Our speaker, Thomas Morrissey S.J., was formerly director of Dublin's National College of Industrial Relations. He has published over thirteen works relating to church and social history. 

His books include biographies of Archbishop William Walsh, the trades unionist William O'Brien and the journalist and politician William Martin Murphy; three figures active in Dublin during the 1913 strike. 

Fr Morrissey's lecture takes place at 6.30 pm on Tuesday 12th March.

Friday, February 22, 2013

Spring Lecture Programme

The four lectures in this year's Spring programme promise to be both  topical and informative. 

Our first speaker, on 12th March, will be Fr Thomas Morrissey SJ. In this centenary of the  1913 Dublin strike and lockout, Fr Morrissey will discuss the event from the perspective of Dublin's Catholic archbishop, clergy and religious. 

Turning to the Year of Faith, we will focus on the Fathers of the Church with a talk by Fr Finbarr Clancy SJ on how the Fathers continue to inform Catholic belief and practice.

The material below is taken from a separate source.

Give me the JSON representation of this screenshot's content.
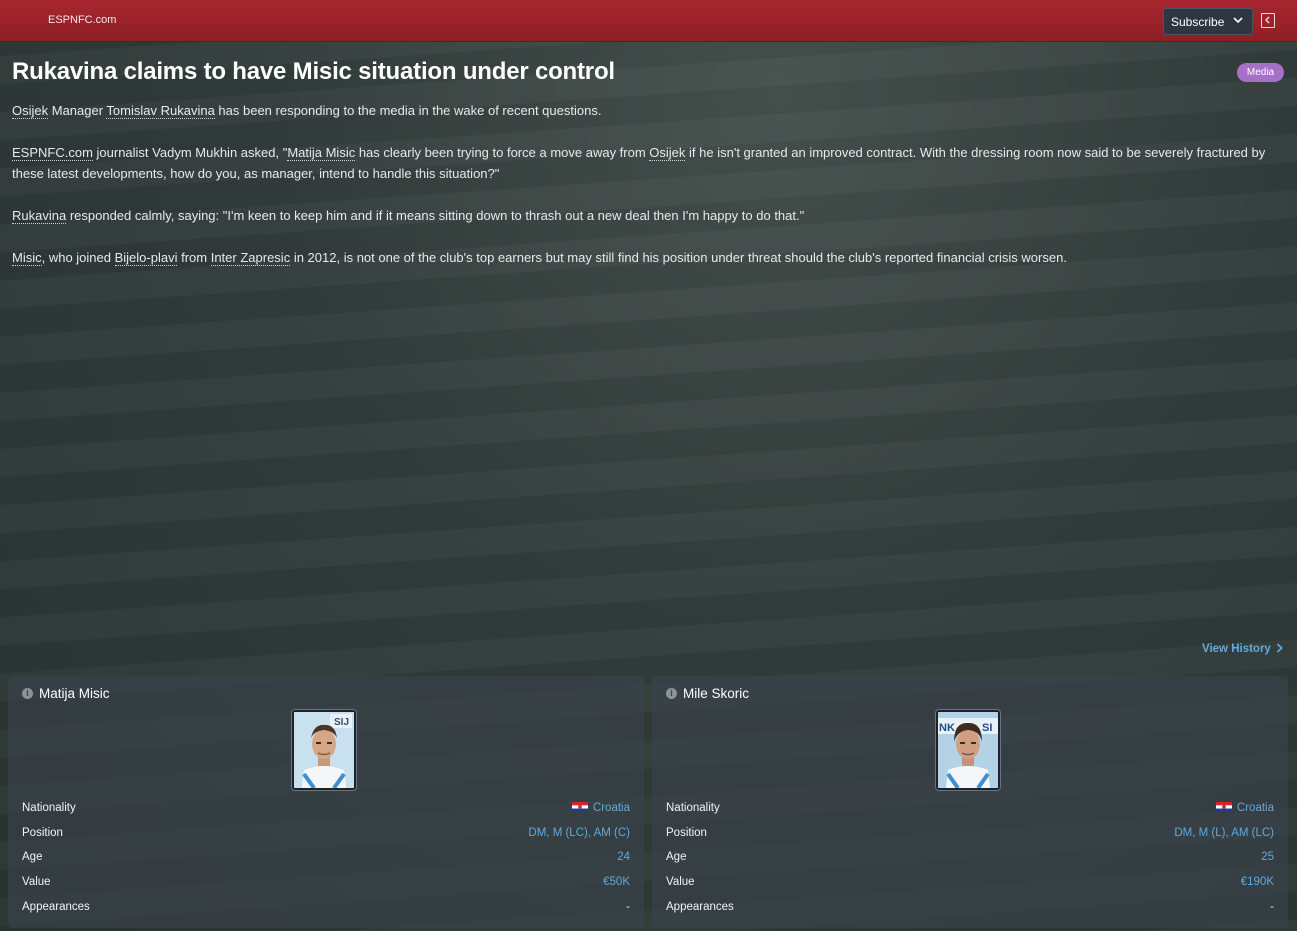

Fr Clancy will speak on 19th March. 

In tune with ongoing debates about the relationship between religion and science, Dr Don O' Leary of University College Cork will offer a presentation entitled "The Roman Catholic Church and Science: conflict or complexity?"  This talk will be on 9th April. 

And finally, on 23rd April, historian Patrick Maume will present his research on the founder of the Tablet, Frederic Lucas, and the ways in which Lucas reported on the Great Irish Famine. 

All four lectures will take place at 6.30pm in the library.